- News Home
10 April 2014 11:44 am ,
Vol. 344 ,
Tight budgets are forcing NASA to consider turning off one or more planetary science projects that have completed their...
Ebola is not a stranger to West Africa—an outbreak in the 1990s killed chimpanzees and sickened one researcher. But the...
In an as-yet-unpublished report, an international panel of geoscientists has concluded that a pair of deadly...
Tropical disease experts tried and failed before to eradicate yaws, a rare disfiguring disease of poor countries. Now,...
Since 2002, researchers have reported that agricultural communities in the hot and humid Pacific Coast of Central...
Balkan endemic kidney disease surfaced in the 1950s and for decades defied attempts to finger the cause. It occurred...
The Pyrenean ibex, an impressive mountain goat that lived in the central Pyrenees in Spain, went extinct in 2000. But a...
- 10 April 2014 11:44 am , Vol. 344 , #6180
- About Us
Key Figure in Environmental Policy Dies
18 September 2012 1:52 pm
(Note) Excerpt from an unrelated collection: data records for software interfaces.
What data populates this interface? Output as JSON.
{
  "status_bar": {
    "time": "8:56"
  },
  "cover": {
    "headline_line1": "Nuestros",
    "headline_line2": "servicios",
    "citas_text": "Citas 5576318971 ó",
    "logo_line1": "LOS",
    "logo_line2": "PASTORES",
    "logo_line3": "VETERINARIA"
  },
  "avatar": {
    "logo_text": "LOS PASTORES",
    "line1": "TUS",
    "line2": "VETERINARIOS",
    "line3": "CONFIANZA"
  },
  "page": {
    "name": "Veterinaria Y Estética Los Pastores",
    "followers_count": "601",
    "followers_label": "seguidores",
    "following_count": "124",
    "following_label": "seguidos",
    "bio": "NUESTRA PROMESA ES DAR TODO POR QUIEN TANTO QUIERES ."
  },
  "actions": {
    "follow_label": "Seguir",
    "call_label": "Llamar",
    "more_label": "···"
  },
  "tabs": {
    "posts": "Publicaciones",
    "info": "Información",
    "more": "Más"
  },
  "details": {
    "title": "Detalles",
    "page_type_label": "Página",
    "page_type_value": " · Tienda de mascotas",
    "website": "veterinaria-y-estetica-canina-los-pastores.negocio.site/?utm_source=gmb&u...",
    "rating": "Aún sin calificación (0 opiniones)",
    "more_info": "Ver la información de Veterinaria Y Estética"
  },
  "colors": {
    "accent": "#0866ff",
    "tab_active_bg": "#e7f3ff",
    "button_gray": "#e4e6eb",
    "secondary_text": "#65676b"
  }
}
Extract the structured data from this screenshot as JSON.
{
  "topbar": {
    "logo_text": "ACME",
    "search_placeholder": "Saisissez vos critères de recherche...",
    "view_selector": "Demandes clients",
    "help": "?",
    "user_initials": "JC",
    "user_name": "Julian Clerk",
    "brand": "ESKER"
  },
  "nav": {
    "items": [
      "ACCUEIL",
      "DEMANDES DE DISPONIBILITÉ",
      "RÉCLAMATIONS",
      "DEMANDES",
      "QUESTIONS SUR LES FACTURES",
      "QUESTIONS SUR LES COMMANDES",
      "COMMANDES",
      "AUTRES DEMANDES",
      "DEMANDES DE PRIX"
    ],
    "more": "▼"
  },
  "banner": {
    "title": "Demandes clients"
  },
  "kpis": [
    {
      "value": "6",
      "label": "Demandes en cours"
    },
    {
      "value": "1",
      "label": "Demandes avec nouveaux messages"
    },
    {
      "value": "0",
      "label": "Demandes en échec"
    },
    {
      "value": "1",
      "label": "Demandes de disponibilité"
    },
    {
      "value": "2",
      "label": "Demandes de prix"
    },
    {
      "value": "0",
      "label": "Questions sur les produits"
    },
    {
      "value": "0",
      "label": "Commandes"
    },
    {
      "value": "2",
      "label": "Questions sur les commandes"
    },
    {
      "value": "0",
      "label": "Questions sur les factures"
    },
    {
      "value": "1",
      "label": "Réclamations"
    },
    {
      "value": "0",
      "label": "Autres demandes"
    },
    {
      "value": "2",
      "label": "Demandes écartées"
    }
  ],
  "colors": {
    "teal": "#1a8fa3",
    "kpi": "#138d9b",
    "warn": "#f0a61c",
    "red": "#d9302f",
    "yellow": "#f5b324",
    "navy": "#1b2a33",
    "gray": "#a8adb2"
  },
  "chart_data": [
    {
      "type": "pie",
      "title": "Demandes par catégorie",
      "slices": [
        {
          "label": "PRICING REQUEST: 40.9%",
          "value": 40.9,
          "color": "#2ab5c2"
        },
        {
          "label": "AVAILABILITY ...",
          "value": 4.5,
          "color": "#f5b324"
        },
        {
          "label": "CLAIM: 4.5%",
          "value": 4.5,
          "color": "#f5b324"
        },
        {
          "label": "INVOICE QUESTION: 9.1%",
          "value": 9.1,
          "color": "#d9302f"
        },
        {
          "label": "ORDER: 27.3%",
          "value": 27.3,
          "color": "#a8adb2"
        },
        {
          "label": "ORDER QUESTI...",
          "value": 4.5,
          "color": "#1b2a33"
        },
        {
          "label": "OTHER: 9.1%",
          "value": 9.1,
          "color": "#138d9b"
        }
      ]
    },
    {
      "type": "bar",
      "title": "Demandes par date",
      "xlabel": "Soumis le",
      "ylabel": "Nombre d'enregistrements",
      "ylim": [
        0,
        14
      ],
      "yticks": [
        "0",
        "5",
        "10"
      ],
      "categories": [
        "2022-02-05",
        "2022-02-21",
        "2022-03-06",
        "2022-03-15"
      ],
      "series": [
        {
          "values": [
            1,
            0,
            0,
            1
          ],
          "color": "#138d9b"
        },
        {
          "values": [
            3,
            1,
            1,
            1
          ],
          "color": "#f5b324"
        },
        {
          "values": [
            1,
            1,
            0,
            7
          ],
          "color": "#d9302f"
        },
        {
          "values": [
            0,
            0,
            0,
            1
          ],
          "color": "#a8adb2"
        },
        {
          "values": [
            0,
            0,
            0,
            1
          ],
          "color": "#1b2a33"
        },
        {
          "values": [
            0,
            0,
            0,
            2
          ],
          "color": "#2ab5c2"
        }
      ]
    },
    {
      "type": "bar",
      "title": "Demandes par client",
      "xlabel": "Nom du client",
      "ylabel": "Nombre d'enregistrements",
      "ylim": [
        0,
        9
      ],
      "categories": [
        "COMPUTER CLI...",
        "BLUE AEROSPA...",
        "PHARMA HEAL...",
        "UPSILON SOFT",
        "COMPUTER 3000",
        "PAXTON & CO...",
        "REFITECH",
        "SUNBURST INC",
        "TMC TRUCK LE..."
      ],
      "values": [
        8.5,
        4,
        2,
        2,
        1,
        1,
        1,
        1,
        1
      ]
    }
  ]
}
It was an African safari in 1956 that put Russell Train on the path to an influential career in conservation and environmental policy. Wildlife in Kenya made a deep impression on the 36-year-old Ivy League-educated, Washington insider. "We were enthralled by the strangeness and beauty around us," he wrote in his 2003 memoir. Train and his wife also encountered a poaching camp, where they confiscated snares and poisoned arrows.
In 1961, Train created the African Wildlife Leadership Foundation. Four years later, Train gave up his career as a judge for the U.S. Tax Court to direct the Conservation Foundation. He was tapped by President Richard Nixon to be undersecretary of the Interior. He then became the first head of the White House Council on Environmental Quality, and the second director of the Environmental Protection Agency. During this time, he put into practice the Toxic Substances Control Act, the National Environmental Policy Act, and other major environmental legislation.
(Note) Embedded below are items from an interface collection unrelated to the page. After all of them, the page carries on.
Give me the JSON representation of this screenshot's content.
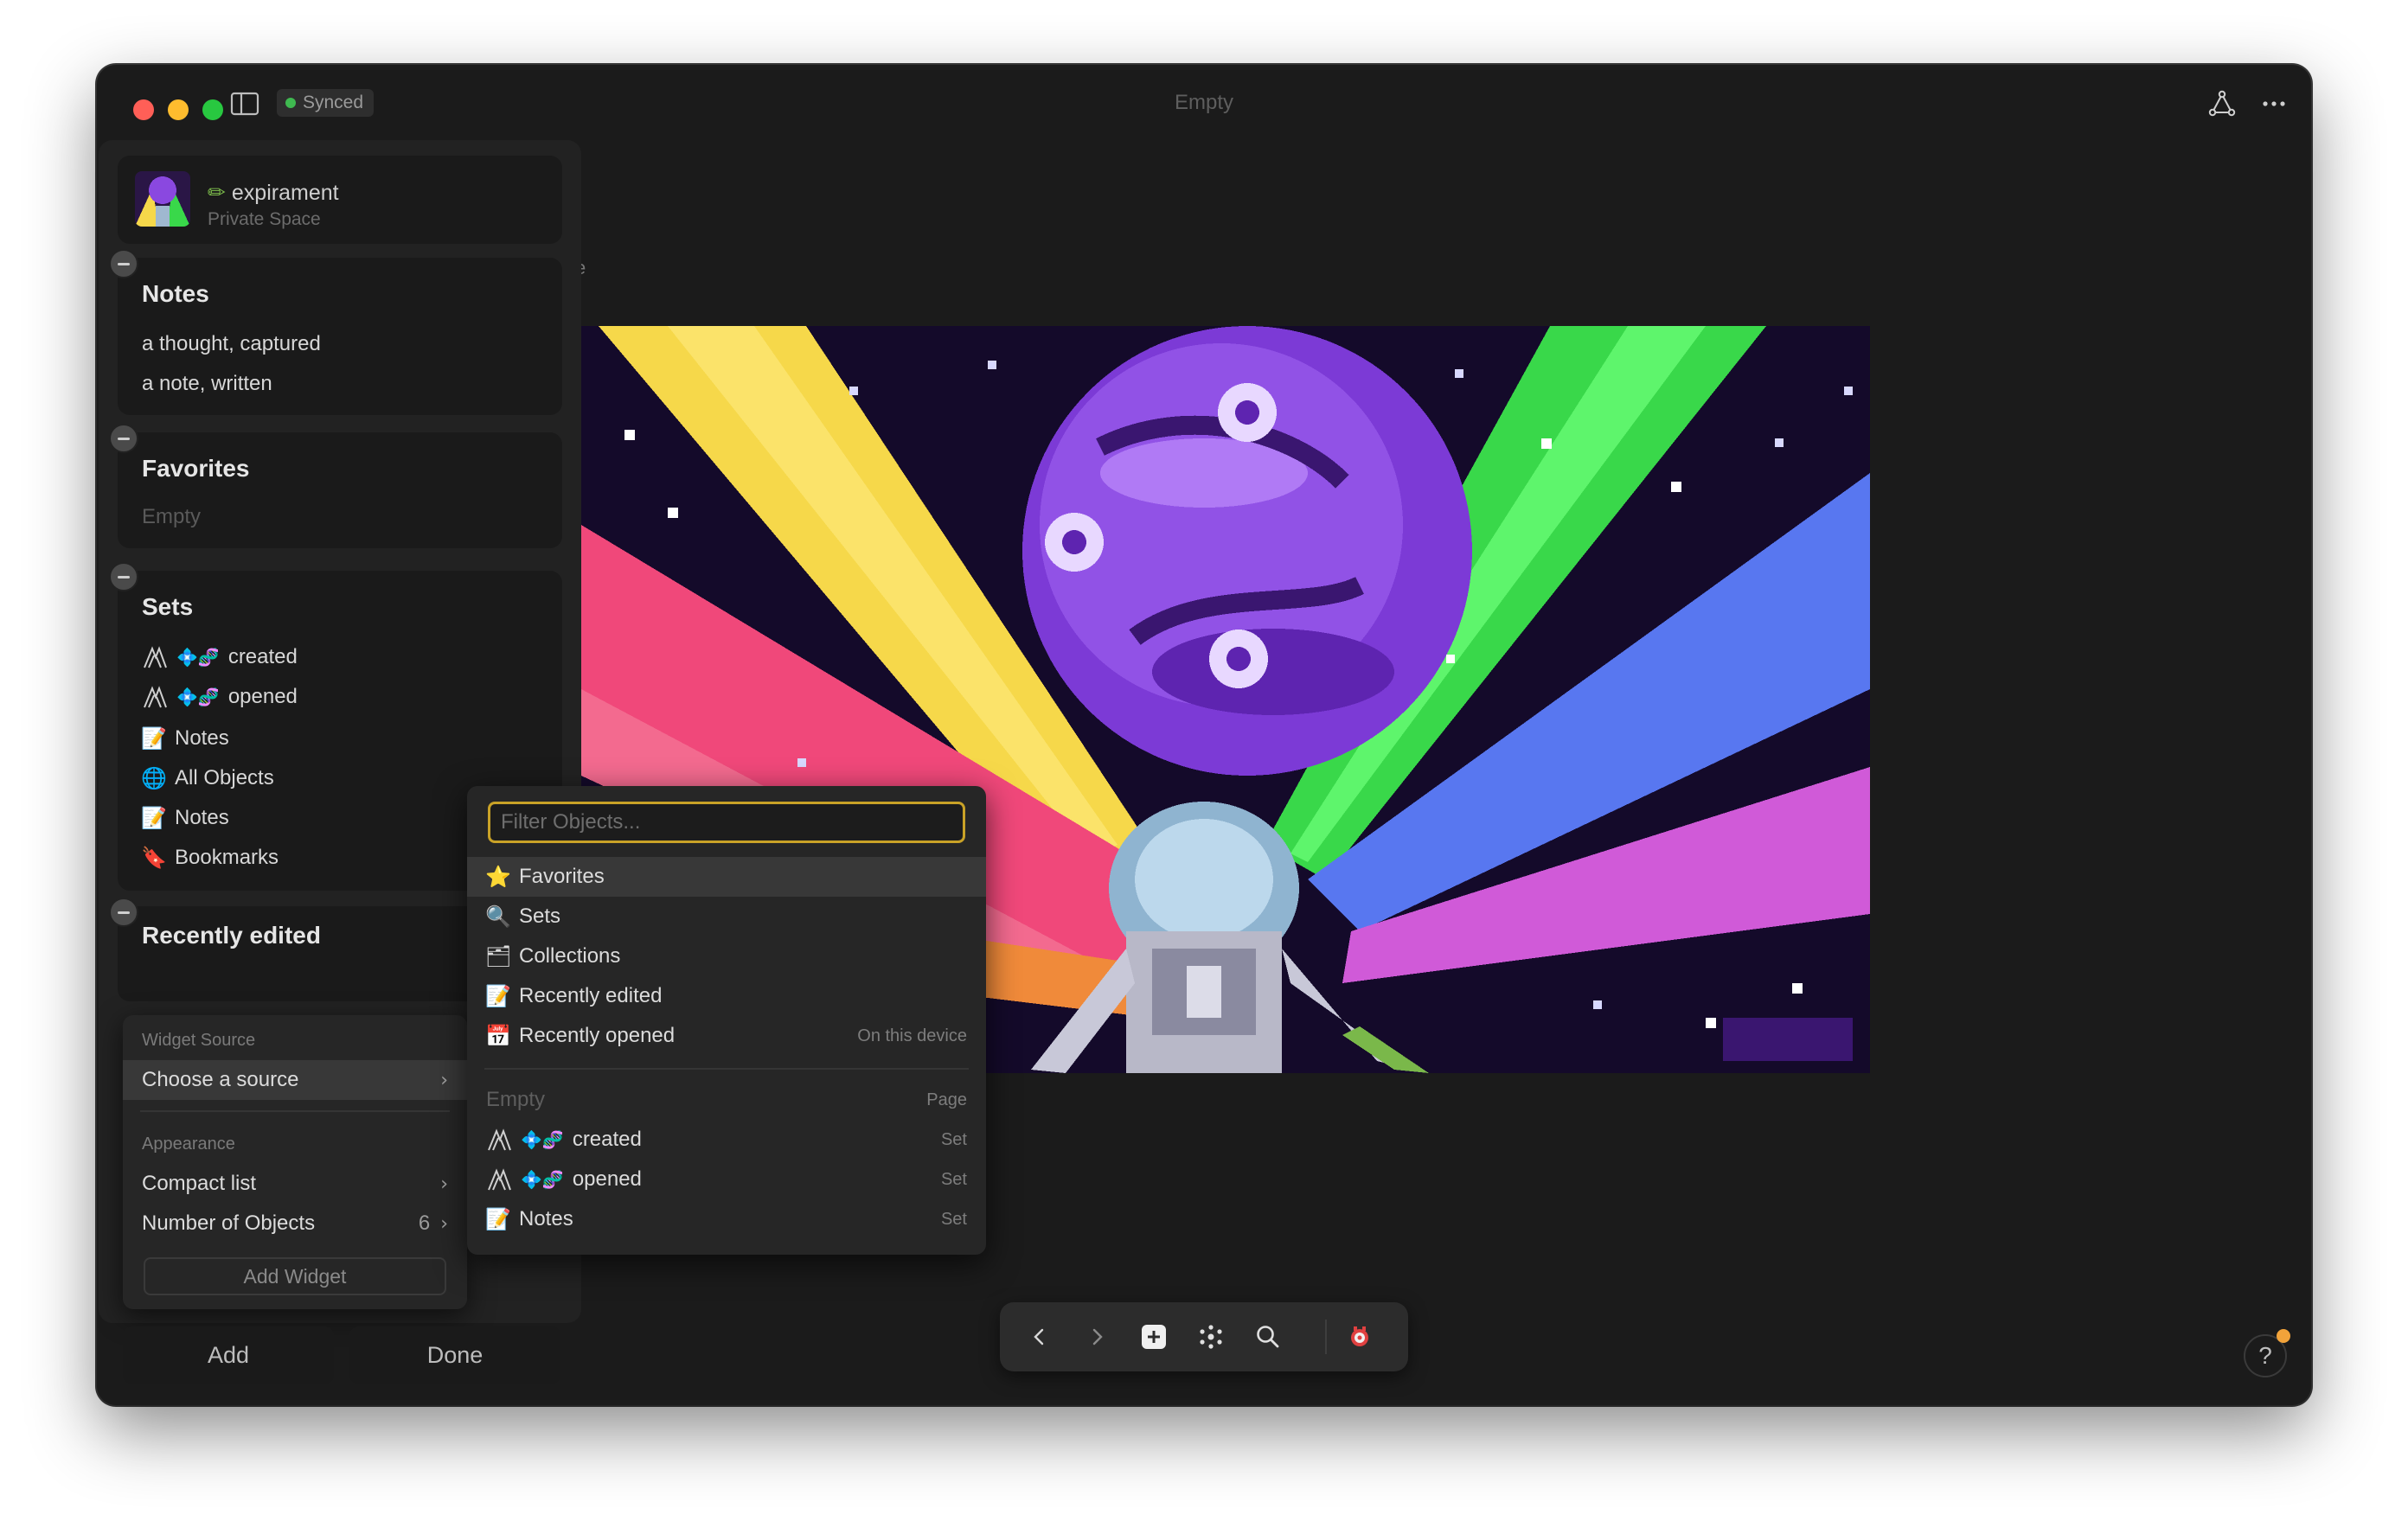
{
  "window": {
    "title": "Empty",
    "sync_status": "Synced"
  },
  "space": {
    "name": "expirament",
    "name_prefix": "✏",
    "subtitle": "Private Space"
  },
  "widgets": {
    "notes": {
      "title": "Notes",
      "items": [
        "a thought, captured",
        "a note, written"
      ]
    },
    "favorites": {
      "title": "Favorites",
      "empty_text": "Empty"
    },
    "sets": {
      "title": "Sets",
      "items": [
        {
          "icons": "💠🧬",
          "label": "created",
          "emoji": "📝"
        },
        {
          "icons": "💠🧬",
          "label": "opened",
          "emoji": "📝"
        },
        {
          "icons": "",
          "label": "Notes",
          "emoji": "📝"
        },
        {
          "icons": "",
          "label": "All Objects",
          "emoji": "🌐"
        },
        {
          "icons": "",
          "label": "Notes",
          "emoji": "📝"
        },
        {
          "icons": "",
          "label": "Bookmarks",
          "emoji": "🔖"
        }
      ]
    },
    "recently_edited": {
      "title": "Recently edited"
    }
  },
  "context_menu": {
    "section_source": "Widget Source",
    "choose_source": "Choose a source",
    "section_appearance": "Appearance",
    "compact_list": "Compact list",
    "number_of_objects": "Number of Objects",
    "number_of_objects_value": "6",
    "add_widget": "Add Widget"
  },
  "sidebar_buttons": {
    "add": "Add",
    "done": "Done"
  },
  "dropdown": {
    "filter_placeholder": "Filter Objects...",
    "system_items": [
      {
        "emoji": "⭐",
        "label": "Favorites",
        "meta": ""
      },
      {
        "emoji": "🔍",
        "label": "Sets",
        "meta": ""
      },
      {
        "emoji": "🗂",
        "label": "Collections",
        "meta": ""
      },
      {
        "emoji": "📝",
        "label": "Recently edited",
        "meta": ""
      },
      {
        "emoji": "📅",
        "label": "Recently opened",
        "meta": "On this device"
      }
    ],
    "object_items": [
      {
        "emoji": "",
        "label": "Empty",
        "meta": "Page"
      },
      {
        "emoji": "💠🧬",
        "label": "created",
        "meta": "Set"
      },
      {
        "emoji": "💠🧬",
        "label": "opened",
        "meta": "Set"
      },
      {
        "emoji": "📝",
        "label": "Notes",
        "meta": "Set"
      }
    ]
  },
  "toolbar": {
    "back_icon": "chevron-left-icon",
    "forward_icon": "chevron-right-icon",
    "create_icon": "plus-square-icon",
    "graph_icon": "graph-icon",
    "search_icon": "search-icon",
    "profile_icon": "profile-avatar-icon"
  },
  "help": {
    "label": "?"
  },
  "colors": {
    "window_bg": "#1b1b1b",
    "sidebar_bg": "#222222",
    "accent_focus": "#c9a227",
    "synced_green": "#3fb950",
    "notification_dot": "#f2a33a"
  }
}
After leaving the government in 1977, he became the director of the World Wildlife Fund (WWF)-U.S. Under his leadership, the organization grew rapidly and innovated conservation ideas, such as debt-for-nature swaps. Even after retiring in 1994, Train remained active at WWF and in conservation politics.
Train died Monday in Maryland at the age of 92.